[MATERIAL FOR THIS TASK — start]
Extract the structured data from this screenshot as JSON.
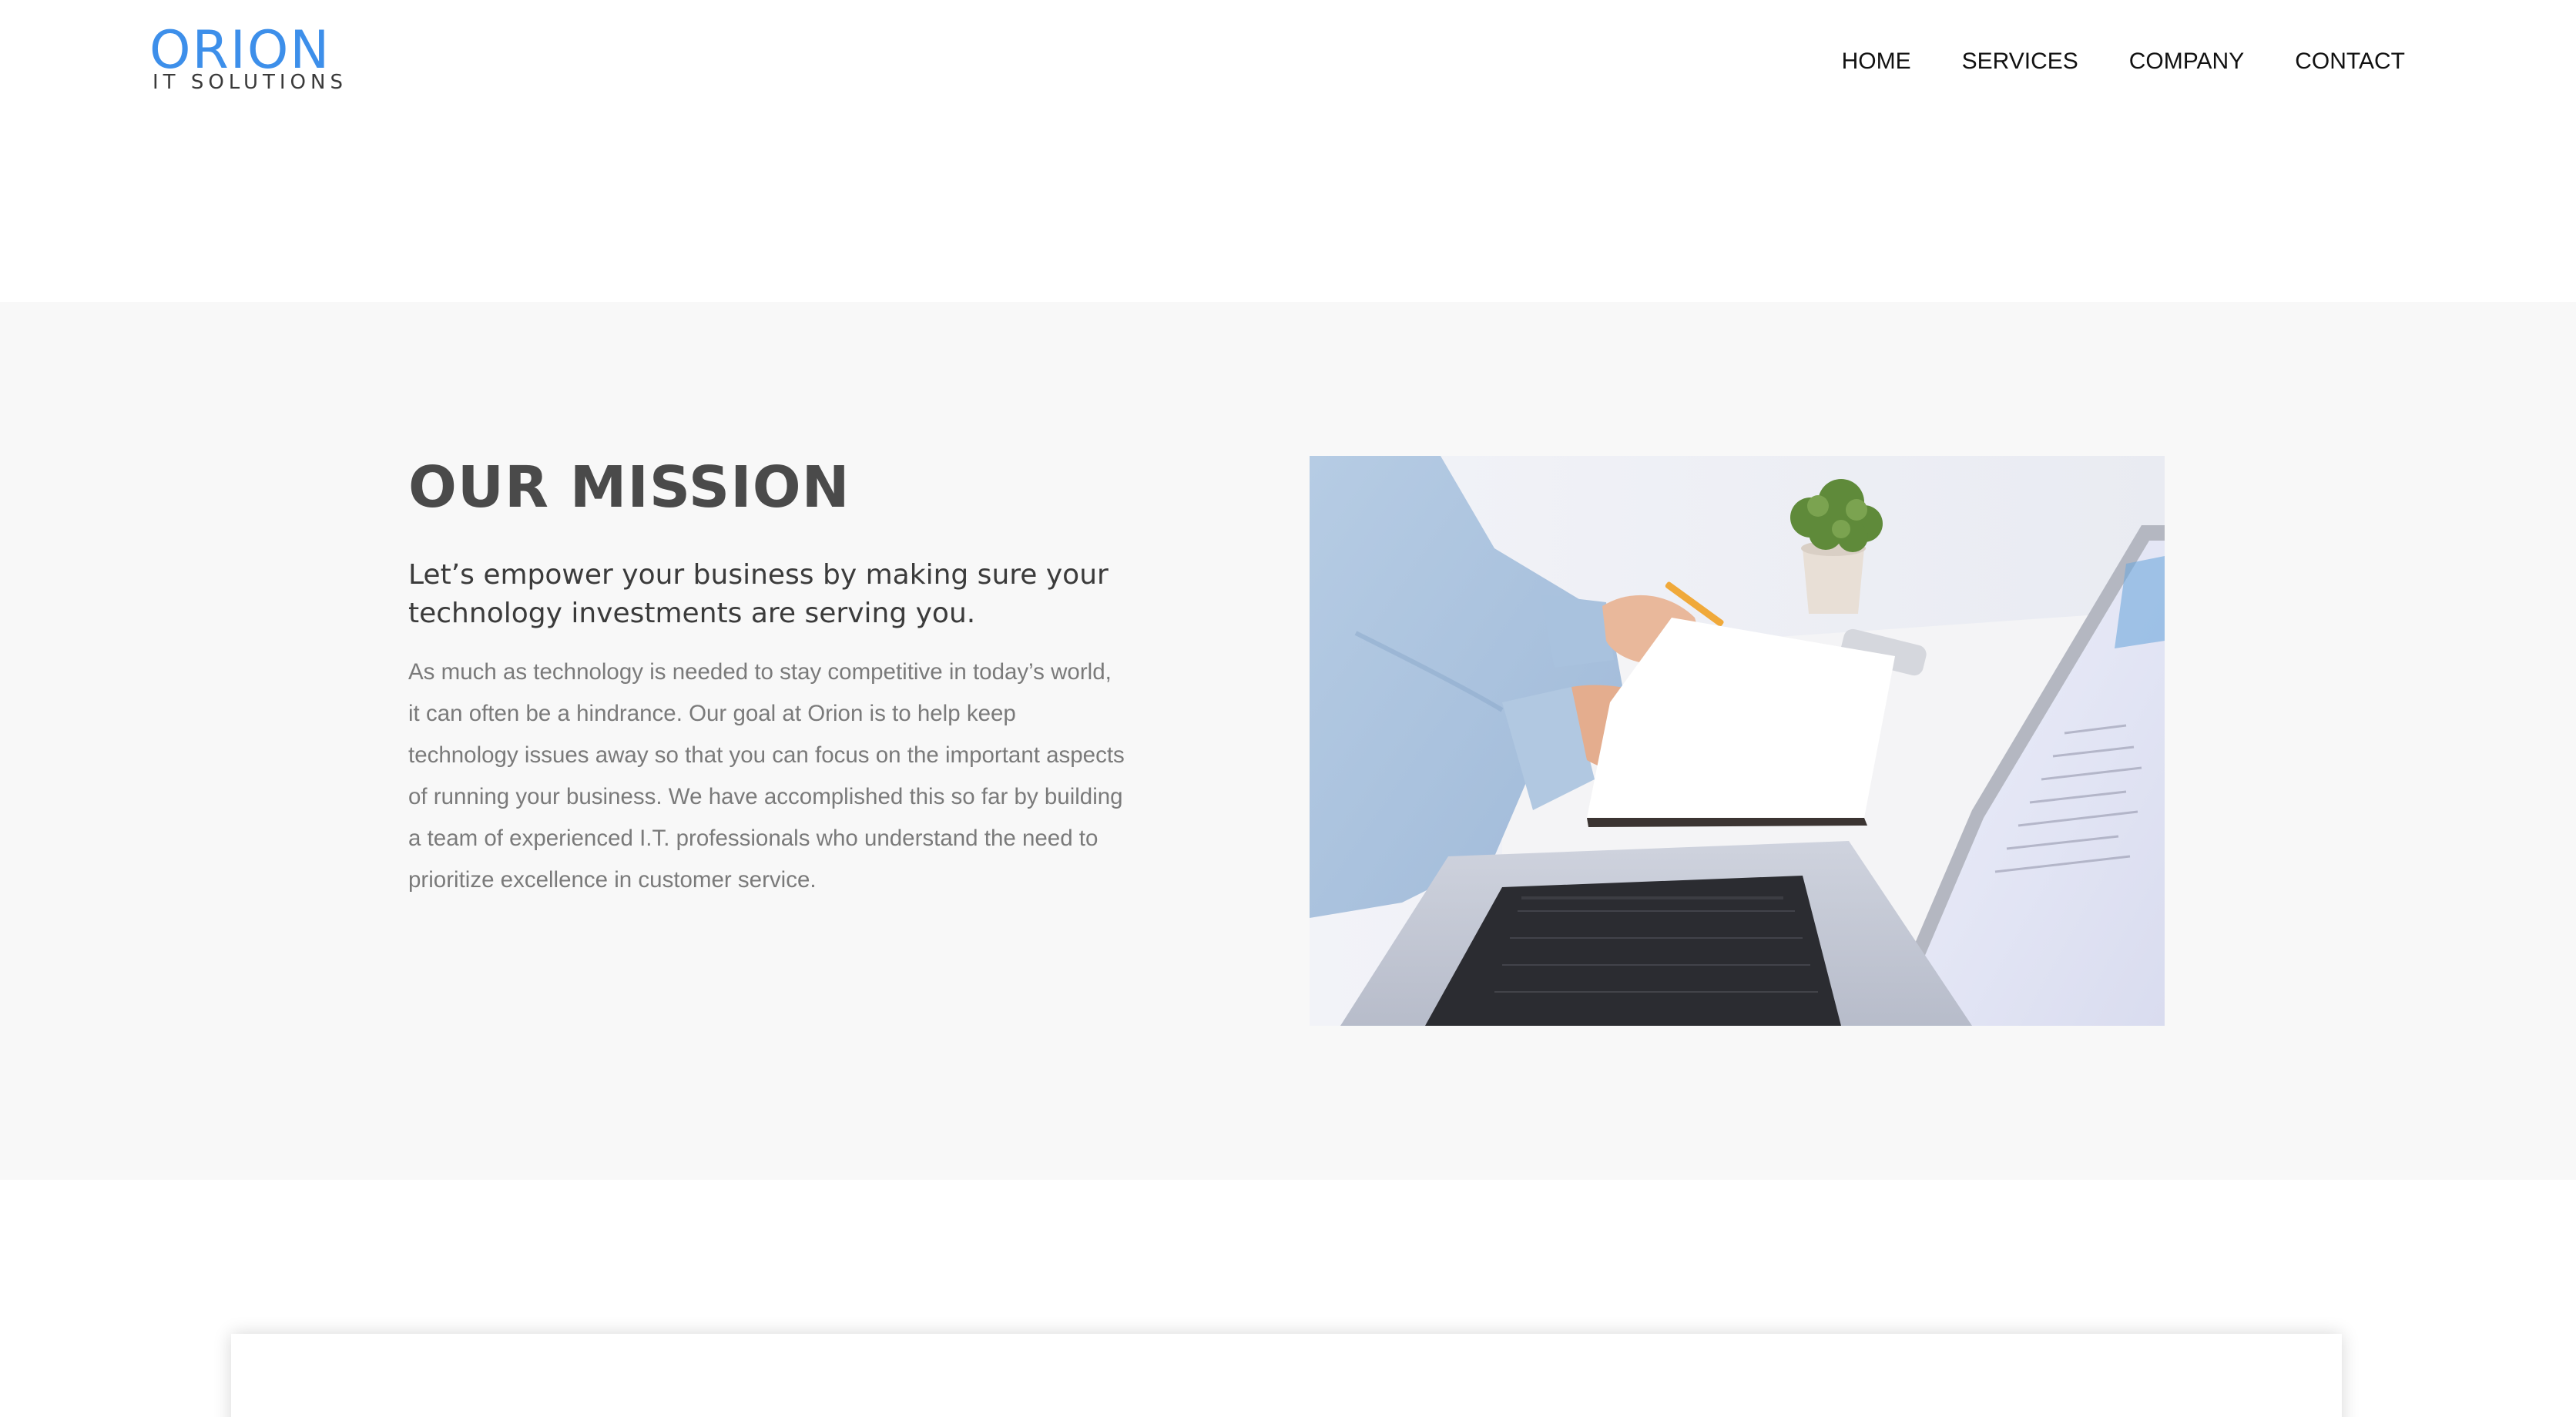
{
  "brand": {
    "logo_word": "ORION",
    "logo_tagline": "IT SOLUTIONS",
    "logo_color": "#3d8fea"
  },
  "nav": {
    "items": [
      {
        "label": "HOME"
      },
      {
        "label": "SERVICES"
      },
      {
        "label": "COMPANY"
      },
      {
        "label": "CONTACT"
      }
    ]
  },
  "mission": {
    "title": "OUR MISSION",
    "lead": "Let’s empower your business by making sure your technology investments are serving you.",
    "body": "As much as technology is needed to stay competitive in today’s world, it can often be a hindrance. Our goal at Orion is to help keep technology issues away so that you can focus on the important aspects of running your business. We have accomplished this so far by building a team of experienced I.T. professionals who understand the need to prioritize excellence in customer service.",
    "image_subject": "person writing in a notebook next to a laptop"
  },
  "colors": {
    "section_background": "#f8f8f8",
    "title_text": "#4a4a4a",
    "body_text": "#7a7a7a"
  }
}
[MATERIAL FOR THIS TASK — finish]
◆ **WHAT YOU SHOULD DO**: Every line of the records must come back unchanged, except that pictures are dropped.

◆ **ANSWER TO THIS PROBLEM**:
Extract the structured data from this screenshot as JSON.
{
  "brand": {
    "logo_word": "ORION",
    "logo_tagline": "IT SOLUTIONS",
    "logo_color": "#3d8fea"
  },
  "nav": {
    "items": [
      {
        "label": "HOME"
      },
      {
        "label": "SERVICES"
      },
      {
        "label": "COMPANY"
      },
      {
        "label": "CONTACT"
      }
    ]
  },
  "mission": {
    "title": "OUR MISSION",
    "lead": "Let’s empower your business by making sure your technology investments are serving you.",
    "body": "As much as technology is needed to stay competitive in today’s world, it can often be a hindrance. Our goal at Orion is to help keep technology issues away so that you can focus on the important aspects of running your business. We have accomplished this so far by building a team of experienced I.T. professionals who understand the need to prioritize excellence in customer service.",
    "image_subject": "person writing in a notebook next to a laptop"
  },
  "colors": {
    "section_background": "#f8f8f8",
    "title_text": "#4a4a4a",
    "body_text": "#7a7a7a"
  }
}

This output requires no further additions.